Senior French politicians have expressed their "total disagreement" with Bridgestone's decision to shutter its aftermarket tyre plant in Bethune, potentially affecting up to 863 jobs. Bridgestone said the closure would not take place before the second quarter of 2021 and insisted the move was the "only viable option" to safeguard its competitiveness in Europe. In a rare joint statement from French Labour Minister, Elisabeth Borne, Economy Delegate Minister, Agnès Pannier-Runacher and Hauts-de-France Regional Council president, Xavier Bertrand, the politicians combined to urge Bridgestone consider alternative possibilities.

Still in jobs axe vein, Mahle sees no return to pre-crisis levels "for several years" and said it had "excess global capacities of 7,600 jobs". It was consequently accelerating group restructuring on top of cost-saving programmes begun last year "against the background of technological change in the automotive industry and a challenging market environment". "The major slowdown in the international markets and persistently low customer demand because of the coronavirus pandemic have yet again significantly increased the urgency to take action," it said in a statement. It had evaluated business units, regions, and locations and identified global excess capacities of 7,600 jobs and now will be "discussing with the relevant employee representatives which adjustment measures can be implemented".

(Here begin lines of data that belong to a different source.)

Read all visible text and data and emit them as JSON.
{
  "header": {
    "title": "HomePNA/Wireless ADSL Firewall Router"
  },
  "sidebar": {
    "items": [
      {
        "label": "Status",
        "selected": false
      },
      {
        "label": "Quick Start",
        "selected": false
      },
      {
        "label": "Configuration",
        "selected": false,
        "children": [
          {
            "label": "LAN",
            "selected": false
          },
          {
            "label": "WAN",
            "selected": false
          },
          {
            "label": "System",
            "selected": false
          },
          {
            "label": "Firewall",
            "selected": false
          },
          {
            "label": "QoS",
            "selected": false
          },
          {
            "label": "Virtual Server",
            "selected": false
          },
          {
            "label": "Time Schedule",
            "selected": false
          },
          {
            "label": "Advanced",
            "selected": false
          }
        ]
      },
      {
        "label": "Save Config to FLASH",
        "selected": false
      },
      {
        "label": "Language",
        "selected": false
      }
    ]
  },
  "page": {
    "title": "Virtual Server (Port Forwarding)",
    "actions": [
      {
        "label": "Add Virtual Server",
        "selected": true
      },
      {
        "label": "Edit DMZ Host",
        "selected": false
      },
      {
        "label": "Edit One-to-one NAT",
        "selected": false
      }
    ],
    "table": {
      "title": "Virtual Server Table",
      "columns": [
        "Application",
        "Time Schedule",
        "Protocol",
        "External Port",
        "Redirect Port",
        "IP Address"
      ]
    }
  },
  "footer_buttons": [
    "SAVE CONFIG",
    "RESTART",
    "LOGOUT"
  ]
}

BYD Canada said 10 zero-emission, 40-foot K9M battery-electric buses would be put into service by the Toronto Transit Commission (TTC). TTC is Canada's largest and North America's third largest transit operator. The buses are the first from BYD's 45,000-square-foot assembly facility in Newmarket, Ontario; the first new electric bus plant to open in the province in a generation. The assembly of the buses created 30 jobs and are the first buses built in the province since Orion closed its plant in 2012.

Have a nice weekend.

Graeme Roberts, Deputy Editor, just-auto.com